Sunday, October 25, 2009

The R. Crumb Genesis!

I don't have this volume in hand yet, but I plan to soon. Yes, that icon of Lowbrow Art, R. Crumb, has published an illustrated volume based on the Biblical book of Genesis. For a number of reasons, this is tremendously exciting to me.

For those who don't recognize the name "R. Crumb", this might refresh your memories:

I knew from a pretty early age that R. Crumb and I were kindred spirits in a lot of ways. His description, in word and drawing, regarding his career as a school kid, made me like him right away.
In high school, the cartoonist was a nerd who could not get a date. As his autobiographical drawings of his high school days illustrate, he was permanently wounded by his adolescent peers' rejection.

Later I learned that, like me, he had experimented with LSD, and was a fan of female bodybuilders.

So, I have a lot of reasons to be interested in the work of R. Crumb. And I love the Bible, including the book of Genesis. So, the confluence of these two streams in the release of an R. Crumb Genesis Illustrated is just an amazing thing to me.

I will be very interested to see how he treats subjects like the destruction of Sodom.

Crumb's reasons for being interested in Genesis are probably complex, but would certainly include the lurid, earthy nature of the stories in Genesis:

HUGHES: Is God going to look like Mr. Natural?

CRUMB: Nah. He has a white beard but he actually ended up looking more like my father. He has a very masculine face like my father. My problem was, how am I going to draw God? Should I just draw him as a light in the sky that has dialogue balloons coming out from it? Then I had this dream. God came to me in this dream, only for a split second, but I saw very clearly what he looked like. And I thought, ok, there it is, I've got God.

HUGHES: And what did she look like?

CRUMB: I went through that whole thing too; maybe I'll draw God as a black woman. But if you actually read the Old Testament he's just an old, cranky Jewish patriarch. It's a lot of fun doing Genesis, actually. It's very visual. It's lurid. Full of all kinds of crazy, weird things that will really surprise people.

I will give a report on this volume after I've had a chance to look it over for myself.


Charlie Sutton said...
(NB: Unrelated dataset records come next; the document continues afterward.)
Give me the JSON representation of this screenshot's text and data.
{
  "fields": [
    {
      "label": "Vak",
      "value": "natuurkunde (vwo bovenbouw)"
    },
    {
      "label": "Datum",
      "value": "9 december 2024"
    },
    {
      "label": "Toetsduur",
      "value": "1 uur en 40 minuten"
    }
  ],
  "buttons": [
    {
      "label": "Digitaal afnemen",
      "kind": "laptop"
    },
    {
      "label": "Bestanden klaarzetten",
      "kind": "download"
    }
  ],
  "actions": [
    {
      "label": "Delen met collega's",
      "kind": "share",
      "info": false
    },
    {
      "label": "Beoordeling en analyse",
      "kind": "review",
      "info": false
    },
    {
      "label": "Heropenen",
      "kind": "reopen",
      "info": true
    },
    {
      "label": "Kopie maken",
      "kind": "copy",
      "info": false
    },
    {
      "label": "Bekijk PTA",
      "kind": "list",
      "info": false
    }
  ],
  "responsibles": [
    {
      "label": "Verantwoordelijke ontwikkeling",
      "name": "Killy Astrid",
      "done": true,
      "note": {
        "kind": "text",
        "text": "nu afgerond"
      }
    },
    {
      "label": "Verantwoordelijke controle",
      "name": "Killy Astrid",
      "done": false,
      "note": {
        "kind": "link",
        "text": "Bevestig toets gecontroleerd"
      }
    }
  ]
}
I heard an interview with R Crumb on NPR the other day - he thinks that Genesis is nonsense, and one reason he did the illustrated Genesis is to make it plain how strange and nonsensical the Bible is. He laughed at the idea of anyone using it for evangelism (a word he could not pronounce correctly, interestingly enough).

Anglican Beach Party said...


Up until now, I had not heard that Crumb thought Genesis to be nonsense, but he does clearly state in his forward to the Genesis book that he does not believe it to be the word of God, but rather the words of men.

While he may laugh at the idea of anyone using his "graphic novel" as an evangelistic tool, God may have other ideas about the matter.

I have often found that unbelievers can be and sometimes are more honest than Christians about the meaning of Scriptures ... simply because, for them, there is nothing "riding" on it. Christians, on the other hand, recognize that if they have interpreted a Bible passage incorrectly, entire areas of their lives may need to be rearranged once they understand the passage aright.

--Paul (Hot Rod Anglican)